Okay, so as a transformational advisor, a broker of sorts, most people with whom we have consulted have described me as a person who can fix things that are broken before they actually break. Maybe we should call it the “Break it if it’s not already fixed” blog. I’d love it if it was a name that would generate millions of hits and companies would fight to advertise on it.

My first thought was to use nickjacobs in the title because there is a Nick Jacobs on Facebook who teaches Aboriginal people in Australia, and he seems popular. There is another Nick Jacobs who is a professional organist, and one who is an athlete. There’s a Nick Jacobs who is a consultant and another a paramedic in London, one who had a blog who is a yachtsman, there’s my son, the commercial real estate broker, and finally, there’s a Nick Jacobs who does pornographic movies who is not my son. Actually, that Nick Jacobs’ followers would probably be the most disappointed by this blog.

Since the .com version of nick jacobs was already taken by some guy in England, we captured, and that will work for right now.

If you have any ideas, however, that you think would really rock the blogspere, let us know and we’ll check with our domain registrar to see if it is available. In fact, if you are the winner of a Name Nick’s Blog Contest, I’d be happy to consult for free BY PHONE for at least one hour of brainstorming with you about the topic of your choice: music, healthcare, proteomics, teaching, PR/Marketing, the travel business, or even physician recruitment.

Remember, Hospital Impact is already taken, and, because my last three consulting jobs have been with a newspaper, a nonprofit arts oragnization, and a chain of hotels, we don’t want to think too restrictively. Gotta earn a little money, too.

When we ran the breast center, we found that the website got more hits than anyone could imagine. The problem was that the readers were mostly thirteen-year-old boys who probably weren’t too interested in running a hospital. After Miss America had visited us, the hits went up exponentially when those two searches were combined. Somehow, I don’t think that Nick Jacobs’ Breast Center for Miss America would probably get me the type of following I’m currently hoping to attract. On the other hand?

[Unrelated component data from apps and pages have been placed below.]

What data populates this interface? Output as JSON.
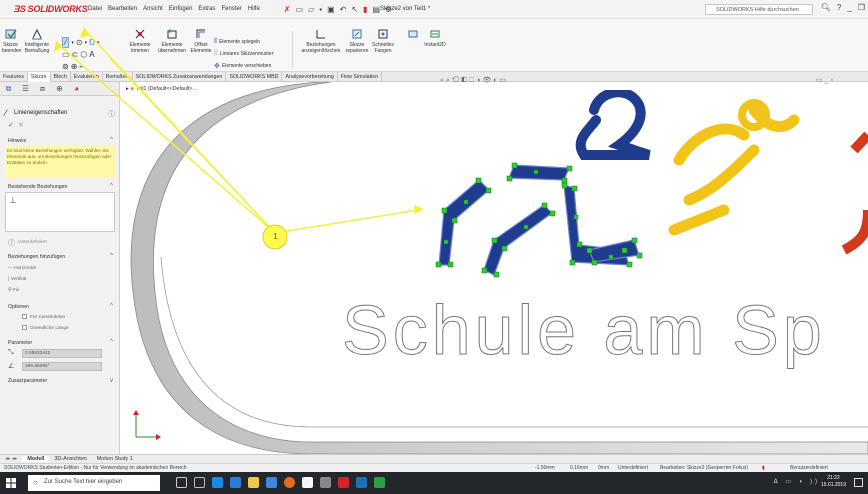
{
  "titlebar": {
    "menu": [
      "Datei",
      "Bearbeiten",
      "Ansicht",
      "Einfügen",
      "Extras",
      "Fenster",
      "Hilfe"
    ],
    "document_title": "Skizze2 von Teil1 *",
    "help_search": "SOLIDWORKS Hilfe durchsuchen"
  },
  "toolbar": {
    "exit_sketch": "Skizze beenden",
    "smart_dimension": "Intelligente Bemaßung",
    "trim": "Elemente trimmen",
    "convert": "Elemente übernehmen",
    "offset": "Offset Elemente",
    "mirror": "Elemente spiegeln",
    "linear_pattern": "Lineares Skizzenmuster",
    "move": "Elemente verschieben",
    "relations": "Beziehungen anzeigen/löschen",
    "repair": "Skizze reparieren",
    "quick_snaps": "Schnelles Fangen",
    "instant2d": "Instant2D"
  },
  "tabs": [
    "Features",
    "Skizze",
    "Blech",
    "Evaluieren",
    "Bemaßen",
    "SOLIDWORKS Zusatzanwendungen",
    "SOLIDWORKS MBD",
    "Analysevorbereitung",
    "Flow Simulation"
  ],
  "panel": {
    "title": "Linieneigenschaften",
    "hint_label": "Hinweis",
    "hint_text": "Es sind keine Beziehungen verfügbar. Wählen Sie Elemente aus, um Beziehungen hinzuzufügen oder Entitäten zu ändern.",
    "existing_relations": "Bestehende Beziehungen",
    "under_defined": "Unterdefiniert",
    "add_relations": "Beziehungen hinzufügen",
    "rel_horizontal": "Horizontal",
    "rel_vertical": "Vertikal",
    "rel_fix": "Fix",
    "options": "Optionen",
    "opt_construction": "Für Konstruktion",
    "opt_infinite": "Unendliche Länge",
    "parameters": "Parameter",
    "param1": "0.55833442",
    "param2": "265.55095°",
    "extra_params": "Zusatzparameter"
  },
  "canvas": {
    "tree_label": "Teil1 (Default<<Default>...",
    "school_text": "Schule am Sp",
    "callout_number": "1"
  },
  "model_tabs": [
    "Modell",
    "3D-Ansichten",
    "Motion Study 1"
  ],
  "status": {
    "edition": "SOLIDWORKS Studenten-Edition - Nur für Verwendung im akademischen Bereich",
    "x": "-1.50mm",
    "y": "0.16mm",
    "z": "0mm",
    "defined": "Unterdefiniert",
    "editing": "Bearbeiten: Skizze2 (Gesperrter Fokus)",
    "units": "Benutzerdefiniert"
  },
  "taskbar": {
    "search_placeholder": "Zur Suche Text hier eingeben",
    "time": "21:22",
    "date": "15.01.2019"
  },
  "colors": {
    "accent": "#d2232a",
    "sketch_blue": "#1f3c8f",
    "sketch_point": "#2fcc2f",
    "callout": "#fffb4d",
    "logo_yellow": "#f2c41a",
    "logo_red": "#d43a1a"
  }
}
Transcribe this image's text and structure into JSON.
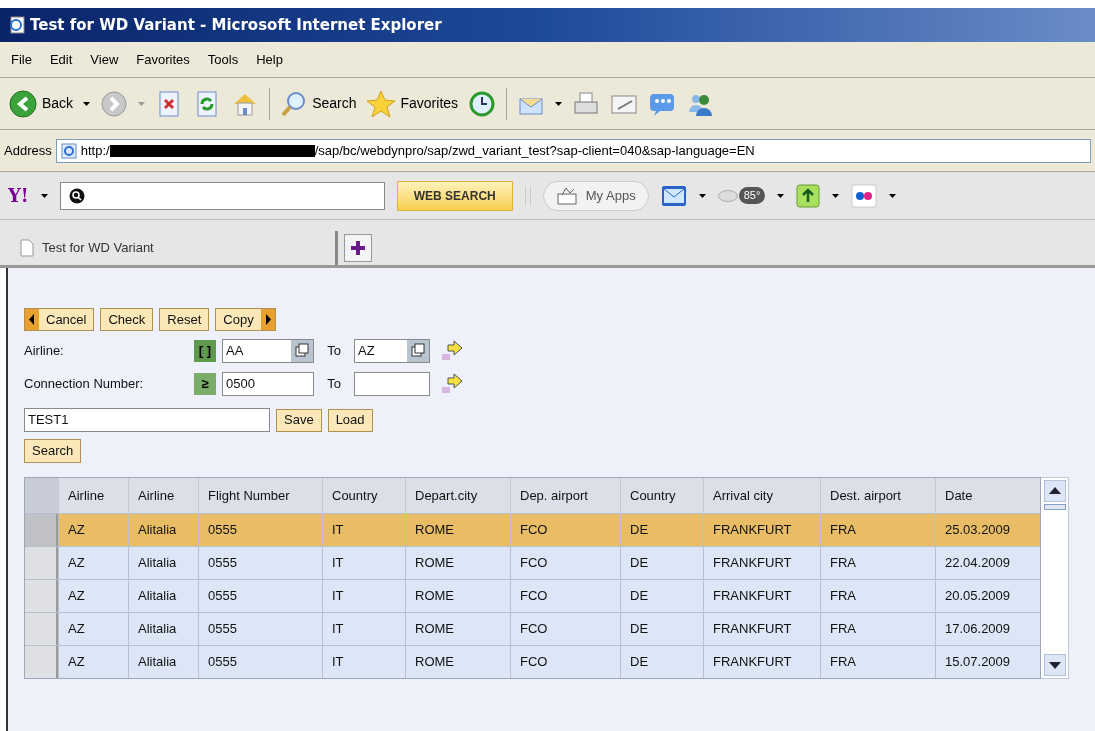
{
  "window": {
    "title": "Test for WD Variant - Microsoft Internet Explorer"
  },
  "menu": [
    "File",
    "Edit",
    "View",
    "Favorites",
    "Tools",
    "Help"
  ],
  "toolbar": {
    "back": "Back",
    "search": "Search",
    "favorites": "Favorites"
  },
  "address": {
    "label": "Address",
    "url_start": "http:/",
    "url_end": "/sap/bc/webdynpro/sap/zwd_variant_test?sap-client=040&sap-language=EN"
  },
  "yahoo_bar": {
    "logo": "Y!",
    "search_button": "WEB SEARCH",
    "my_apps": "My Apps",
    "weather": "85°"
  },
  "tabs": [
    {
      "label": "Test for WD Variant",
      "selected": true
    }
  ],
  "actions": [
    {
      "label": "Cancel",
      "kind": "prev"
    },
    {
      "label": "Check",
      "kind": "plain"
    },
    {
      "label": "Reset",
      "kind": "plain"
    },
    {
      "label": "Copy",
      "kind": "next"
    }
  ],
  "criteria": [
    {
      "label": "Airline:",
      "operator": "[ ]",
      "kind": "between",
      "low": "AA",
      "to": "To",
      "high": "AZ",
      "value_help": true
    },
    {
      "label": "Connection Number:",
      "operator": "≥",
      "kind": "ge",
      "low": "0500",
      "to": "To",
      "value_help": false
    }
  ],
  "variant": {
    "value": "TEST1",
    "save": "Save",
    "load": "Load"
  },
  "search_button": "Search",
  "table": {
    "columns": [
      "Airline",
      "Airline",
      "Flight Number",
      "Country",
      "Depart.city",
      "Dep. airport",
      "Country",
      "Arrival city",
      "Dest. airport",
      "Date"
    ],
    "rows": [
      {
        "selected": true,
        "cells": [
          "AZ",
          "Alitalia",
          "0555",
          "IT",
          "ROME",
          "FCO",
          "DE",
          "FRANKFURT",
          "FRA",
          "25.03.2009"
        ]
      },
      {
        "selected": false,
        "cells": [
          "AZ",
          "Alitalia",
          "0555",
          "IT",
          "ROME",
          "FCO",
          "DE",
          "FRANKFURT",
          "FRA",
          "22.04.2009"
        ]
      },
      {
        "selected": false,
        "cells": [
          "AZ",
          "Alitalia",
          "0555",
          "IT",
          "ROME",
          "FCO",
          "DE",
          "FRANKFURT",
          "FRA",
          "20.05.2009"
        ]
      },
      {
        "selected": false,
        "cells": [
          "AZ",
          "Alitalia",
          "0555",
          "IT",
          "ROME",
          "FCO",
          "DE",
          "FRANKFURT",
          "FRA",
          "17.06.2009"
        ]
      },
      {
        "selected": false,
        "cells": [
          "AZ",
          "Alitalia",
          "0555",
          "IT",
          "ROME",
          "FCO",
          "DE",
          "FRANKFURT",
          "FRA",
          "15.07.2009"
        ]
      }
    ]
  }
}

A very good friend recently asked me to write a brief bio about what my new life is like, and it struck me that it is very much like my old life but without any restrictions. This is what I wrote:

While teaching junior high school instrumental music in the early 1970’s, Nick Jacobs made an extraordinary discovery. He learned that, by empowering his students and surrounding them with positive influences, he no longer was providing a service or even an experience for them.

What this entirely unique teaching style resulted in was a method for helping to transform students. By providing with both passion and commitment the tools needed by them to undertake their journey, his involvement with the students became a means of dramatically helping them to make whatever positive life changes they were seeking.

It was during that early period in his career that he also discovered that this formula could work to positively change lives in almost any aspect of living as he ran an arts organization, a convention bureau, and finally a hospital and research institute.

Since that time he has dedicated his personal work to helping others make their lives better, and that is exactly what he is doing in his position as an international executive consultant with SunStone Consulting, LLC.

Maybe that will give you something to chew on? Okay, something on which to chew.

SunStone Consulting. With more than 20 years experience in executive hospital leadership, Nick has an acknowledged reputation for innovation and patient-centered care approaches to health and healing.